The response should be an exact copy of the records, with the pictures removed.

▶ _Source material_:
------------------------------

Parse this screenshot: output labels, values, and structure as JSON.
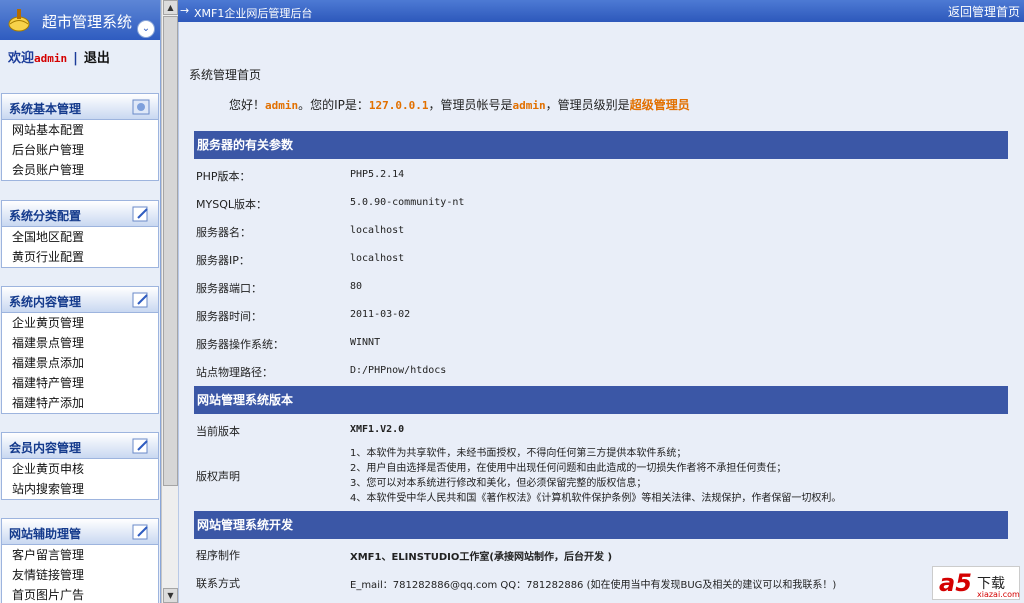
{
  "sidebar": {
    "title": "超市管理系统",
    "welcome_label": "欢迎",
    "username": "admin",
    "separator": "|",
    "logout": "退出",
    "collapse_glyph": "⌄",
    "groups": [
      {
        "title": "系统基本管理",
        "items": [
          "网站基本配置",
          "后台账户管理",
          "会员账户管理"
        ]
      },
      {
        "title": "系统分类配置",
        "items": [
          "全国地区配置",
          "黄页行业配置"
        ]
      },
      {
        "title": "系统内容管理",
        "items": [
          "企业黄页管理",
          "福建景点管理",
          "福建景点添加",
          "福建特产管理",
          "福建特产添加"
        ]
      },
      {
        "title": "会员内容管理",
        "items": [
          "企业黄页申核",
          "站内搜索管理"
        ]
      },
      {
        "title": "网站辅助理管",
        "items": [
          "客户留言管理",
          "友情链接管理",
          "首页图片广告"
        ]
      }
    ]
  },
  "topbar": {
    "arrow": "→",
    "title": "XMF1企业网后管理后台",
    "back_link": "返回管理首页"
  },
  "main": {
    "page_title": "系统管理首页",
    "greeting": {
      "hello": "您好！",
      "username": "admin",
      "ip_label": "。您的IP是：",
      "ip": "127.0.0.1",
      "account_label": "，管理员帐号是",
      "account": "admin",
      "level_label": "，管理员级别是",
      "level": "超级管理员"
    },
    "server_section": {
      "title": "服务器的有关参数",
      "rows": [
        {
          "label": "PHP版本：",
          "value": "PHP5.2.14"
        },
        {
          "label": "MYSQL版本：",
          "value": "5.0.90-community-nt"
        },
        {
          "label": "服务器名：",
          "value": "localhost"
        },
        {
          "label": "服务器IP：",
          "value": "localhost"
        },
        {
          "label": "服务器端口：",
          "value": "80"
        },
        {
          "label": "服务器时间：",
          "value": "2011-03-02"
        },
        {
          "label": "服务器操作系统：",
          "value": "WINNT"
        },
        {
          "label": "站点物理路径：",
          "value": "D:/PHPnow/htdocs"
        }
      ]
    },
    "version_section": {
      "title": "网站管理系统版本",
      "current_label": "当前版本",
      "current_value": "XMF1.V2.0",
      "copyright_label": "版权声明",
      "copyright_lines": [
        "1、本软件为共享软件，未经书面授权，不得向任何第三方提供本软件系统；",
        "2、用户自由选择是否使用，在使用中出现任何问题和由此造成的一切损失作者将不承担任何责任；",
        "3、您可以对本系统进行修改和美化，但必须保留完整的版权信息；",
        "4、本软件受中华人民共和国《著作权法》《计算机软件保护条例》等相关法律、法规保护，作者保留一切权利。"
      ]
    },
    "dev_section": {
      "title": "网站管理系统开发",
      "maker_label": "程序制作",
      "maker_value": "XMF1、ELINSTUDIO工作室(承接网站制作，后台开发 )",
      "contact_label": "联系方式",
      "contact_value": "E_mail：781282886@qq.com QQ：781282886 (如在使用当中有发现BUG及相关的建议可以和我联系！)"
    }
  },
  "watermark": {
    "mark": "a5",
    "text": "下载",
    "url": "xiazai.com"
  },
  "colors": {
    "header_blue": "#2f5cc0",
    "section_blue": "#3b57a6",
    "accent_orange": "#e27000",
    "admin_red": "#d40000"
  }
}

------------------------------

▶ _Task result_:
Parse this screenshot: output labels, values, and structure as JSON.
{
  "sidebar": {
    "title": "超市管理系统",
    "welcome_label": "欢迎",
    "username": "admin",
    "separator": "|",
    "logout": "退出",
    "collapse_glyph": "⌄",
    "groups": [
      {
        "title": "系统基本管理",
        "items": [
          "网站基本配置",
          "后台账户管理",
          "会员账户管理"
        ]
      },
      {
        "title": "系统分类配置",
        "items": [
          "全国地区配置",
          "黄页行业配置"
        ]
      },
      {
        "title": "系统内容管理",
        "items": [
          "企业黄页管理",
          "福建景点管理",
          "福建景点添加",
          "福建特产管理",
          "福建特产添加"
        ]
      },
      {
        "title": "会员内容管理",
        "items": [
          "企业黄页申核",
          "站内搜索管理"
        ]
      },
      {
        "title": "网站辅助理管",
        "items": [
          "客户留言管理",
          "友情链接管理",
          "首页图片广告"
        ]
      }
    ]
  },
  "topbar": {
    "arrow": "→",
    "title": "XMF1企业网后管理后台",
    "back_link": "返回管理首页"
  },
  "main": {
    "page_title": "系统管理首页",
    "greeting": {
      "hello": "您好！",
      "username": "admin",
      "ip_label": "。您的IP是：",
      "ip": "127.0.0.1",
      "account_label": "，管理员帐号是",
      "account": "admin",
      "level_label": "，管理员级别是",
      "level": "超级管理员"
    },
    "server_section": {
      "title": "服务器的有关参数",
      "rows": [
        {
          "label": "PHP版本：",
          "value": "PHP5.2.14"
        },
        {
          "label": "MYSQL版本：",
          "value": "5.0.90-community-nt"
        },
        {
          "label": "服务器名：",
          "value": "localhost"
        },
        {
          "label": "服务器IP：",
          "value": "localhost"
        },
        {
          "label": "服务器端口：",
          "value": "80"
        },
        {
          "label": "服务器时间：",
          "value": "2011-03-02"
        },
        {
          "label": "服务器操作系统：",
          "value": "WINNT"
        },
        {
          "label": "站点物理路径：",
          "value": "D:/PHPnow/htdocs"
        }
      ]
    },
    "version_section": {
      "title": "网站管理系统版本",
      "current_label": "当前版本",
      "current_value": "XMF1.V2.0",
      "copyright_label": "版权声明",
      "copyright_lines": [
        "1、本软件为共享软件，未经书面授权，不得向任何第三方提供本软件系统；",
        "2、用户自由选择是否使用，在使用中出现任何问题和由此造成的一切损失作者将不承担任何责任；",
        "3、您可以对本系统进行修改和美化，但必须保留完整的版权信息；",
        "4、本软件受中华人民共和国《著作权法》《计算机软件保护条例》等相关法律、法规保护，作者保留一切权利。"
      ]
    },
    "dev_section": {
      "title": "网站管理系统开发",
      "maker_label": "程序制作",
      "maker_value": "XMF1、ELINSTUDIO工作室(承接网站制作，后台开发 )",
      "contact_label": "联系方式",
      "contact_value": "E_mail：781282886@qq.com QQ：781282886 (如在使用当中有发现BUG及相关的建议可以和我联系！)"
    }
  },
  "watermark": {
    "mark": "a5",
    "text": "下载",
    "url": "xiazai.com"
  },
  "colors": {
    "header_blue": "#2f5cc0",
    "section_blue": "#3b57a6",
    "accent_orange": "#e27000",
    "admin_red": "#d40000"
  }
}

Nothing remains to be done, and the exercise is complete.